## YOUR OBJECTIVE
Would you print all of the entries word for word?

## STORED DATA
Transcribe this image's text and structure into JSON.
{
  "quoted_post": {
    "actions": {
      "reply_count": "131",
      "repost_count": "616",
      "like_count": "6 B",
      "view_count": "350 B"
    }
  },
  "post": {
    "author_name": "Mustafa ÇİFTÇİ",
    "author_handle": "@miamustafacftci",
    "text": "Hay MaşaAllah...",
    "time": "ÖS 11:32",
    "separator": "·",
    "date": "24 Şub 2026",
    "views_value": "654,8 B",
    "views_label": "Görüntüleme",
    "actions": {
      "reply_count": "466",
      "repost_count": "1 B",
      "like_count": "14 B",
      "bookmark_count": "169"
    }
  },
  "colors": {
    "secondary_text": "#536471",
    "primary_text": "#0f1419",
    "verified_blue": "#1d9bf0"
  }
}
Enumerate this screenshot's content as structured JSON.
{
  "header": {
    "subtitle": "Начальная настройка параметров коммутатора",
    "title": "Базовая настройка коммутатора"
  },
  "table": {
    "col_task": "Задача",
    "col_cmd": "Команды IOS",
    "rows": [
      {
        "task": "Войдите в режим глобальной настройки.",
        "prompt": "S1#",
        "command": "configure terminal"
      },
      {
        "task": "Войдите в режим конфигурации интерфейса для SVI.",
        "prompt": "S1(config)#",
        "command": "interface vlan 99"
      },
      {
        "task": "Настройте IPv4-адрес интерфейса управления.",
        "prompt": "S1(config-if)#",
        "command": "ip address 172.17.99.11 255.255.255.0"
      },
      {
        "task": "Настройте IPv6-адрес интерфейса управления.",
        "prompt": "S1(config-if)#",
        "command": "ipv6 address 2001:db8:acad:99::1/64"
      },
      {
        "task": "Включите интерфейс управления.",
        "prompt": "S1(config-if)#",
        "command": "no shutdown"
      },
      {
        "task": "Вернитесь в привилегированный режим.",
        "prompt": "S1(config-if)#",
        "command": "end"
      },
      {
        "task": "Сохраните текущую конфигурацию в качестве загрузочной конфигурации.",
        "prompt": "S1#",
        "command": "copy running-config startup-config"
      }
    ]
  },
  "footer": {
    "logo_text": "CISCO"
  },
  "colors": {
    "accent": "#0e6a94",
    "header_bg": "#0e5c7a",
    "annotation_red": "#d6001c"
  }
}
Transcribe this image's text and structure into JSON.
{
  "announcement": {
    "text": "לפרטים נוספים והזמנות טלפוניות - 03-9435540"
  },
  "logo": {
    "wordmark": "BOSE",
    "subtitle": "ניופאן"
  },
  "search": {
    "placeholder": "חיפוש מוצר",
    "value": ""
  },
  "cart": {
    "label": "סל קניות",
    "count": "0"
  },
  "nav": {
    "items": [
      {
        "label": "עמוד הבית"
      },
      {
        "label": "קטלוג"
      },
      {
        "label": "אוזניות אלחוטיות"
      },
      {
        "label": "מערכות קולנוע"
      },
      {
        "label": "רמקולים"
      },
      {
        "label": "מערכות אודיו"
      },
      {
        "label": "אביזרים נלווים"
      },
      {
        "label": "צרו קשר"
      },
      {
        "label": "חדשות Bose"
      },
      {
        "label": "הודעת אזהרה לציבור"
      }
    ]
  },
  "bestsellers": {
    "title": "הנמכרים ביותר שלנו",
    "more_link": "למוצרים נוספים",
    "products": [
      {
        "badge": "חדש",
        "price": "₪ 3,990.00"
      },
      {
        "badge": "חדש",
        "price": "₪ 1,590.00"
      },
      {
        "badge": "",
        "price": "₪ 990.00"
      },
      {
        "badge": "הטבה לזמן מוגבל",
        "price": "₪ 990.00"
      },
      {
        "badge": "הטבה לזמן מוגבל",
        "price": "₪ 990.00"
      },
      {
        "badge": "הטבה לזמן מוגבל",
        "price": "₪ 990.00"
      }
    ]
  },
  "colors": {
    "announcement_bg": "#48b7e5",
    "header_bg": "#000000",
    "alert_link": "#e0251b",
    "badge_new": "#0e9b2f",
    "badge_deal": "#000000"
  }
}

## REPLY TO THE EXERCISE
Transcribe this image's text and structure into JSON.
{
  "quoted_post": {
    "actions": {
      "reply_count": "131",
      "repost_count": "616",
      "like_count": "6 B",
      "view_count": "350 B"
    }
  },
  "post": {
    "author_name": "Mustafa ÇİFTÇİ",
    "author_handle": "@miamustafacftci",
    "text": "Hay MaşaAllah...",
    "time": "ÖS 11:32",
    "separator": "·",
    "date": "24 Şub 2026",
    "views_value": "654,8 B",
    "views_label": "Görüntüleme",
    "actions": {
      "reply_count": "466",
      "repost_count": "1 B",
      "like_count": "14 B",
      "bookmark_count": "169"
    }
  },
  "colors": {
    "secondary_text": "#536471",
    "primary_text": "#0f1419",
    "verified_blue": "#1d9bf0"
  }
}
Enumerate this screenshot's content as structured JSON.
{
  "header": {
    "subtitle": "Начальная настройка параметров коммутатора",
    "title": "Базовая настройка коммутатора"
  },
  "table": {
    "col_task": "Задача",
    "col_cmd": "Команды IOS",
    "rows": [
      {
        "task": "Войдите в режим глобальной настройки.",
        "prompt": "S1#",
        "command": "configure terminal"
      },
      {
        "task": "Войдите в режим конфигурации интерфейса для SVI.",
        "prompt": "S1(config)#",
        "command": "interface vlan 99"
      },
      {
        "task": "Настройте IPv4-адрес интерфейса управления.",
        "prompt": "S1(config-if)#",
        "command": "ip address 172.17.99.11 255.255.255.0"
      },
      {
        "task": "Настройте IPv6-адрес интерфейса управления.",
        "prompt": "S1(config-if)#",
        "command": "ipv6 address 2001:db8:acad:99::1/64"
      },
      {
        "task": "Включите интерфейс управления.",
        "prompt": "S1(config-if)#",
        "command": "no shutdown"
      },
      {
        "task": "Вернитесь в привилегированный режим.",
        "prompt": "S1(config-if)#",
        "command": "end"
      },
      {
        "task": "Сохраните текущую конфигурацию в качестве загрузочной конфигурации.",
        "prompt": "S1#",
        "command": "copy running-config startup-config"
      }
    ]
  },
  "footer": {
    "logo_text": "CISCO"
  },
  "colors": {
    "accent": "#0e6a94",
    "header_bg": "#0e5c7a",
    "annotation_red": "#d6001c"
  }
}
Transcribe this image's text and structure into JSON.
{
  "announcement": {
    "text": "לפרטים נוספים והזמנות טלפוניות - 03-9435540"
  },
  "logo": {
    "wordmark": "BOSE",
    "subtitle": "ניופאן"
  },
  "search": {
    "placeholder": "חיפוש מוצר",
    "value": ""
  },
  "cart": {
    "label": "סל קניות",
    "count": "0"
  },
  "nav": {
    "items": [
      {
        "label": "עמוד הבית"
      },
      {
        "label": "קטלוג"
      },
      {
        "label": "אוזניות אלחוטיות"
      },
      {
        "label": "מערכות קולנוע"
      },
      {
        "label": "רמקולים"
      },
      {
        "label": "מערכות אודיו"
      },
      {
        "label": "אביזרים נלווים"
      },
      {
        "label": "צרו קשר"
      },
      {
        "label": "חדשות Bose"
      },
      {
        "label": "הודעת אזהרה לציבור"
      }
    ]
  },
  "bestsellers": {
    "title": "הנמכרים ביותר שלנו",
    "more_link": "למוצרים נוספים",
    "products": [
      {
        "badge": "חדש",
        "price": "₪ 3,990.00"
      },
      {
        "badge": "חדש",
        "price": "₪ 1,590.00"
      },
      {
        "badge": "",
        "price": "₪ 990.00"
      },
      {
        "badge": "הטבה לזמן מוגבל",
        "price": "₪ 990.00"
      },
      {
        "badge": "הטבה לזמן מוגבל",
        "price": "₪ 990.00"
      },
      {
        "badge": "הטבה לזמן מוגבל",
        "price": "₪ 990.00"
      }
    ]
  },
  "colors": {
    "announcement_bg": "#48b7e5",
    "header_bg": "#000000",
    "alert_link": "#e0251b",
    "badge_new": "#0e9b2f",
    "badge_deal": "#000000"
  }
}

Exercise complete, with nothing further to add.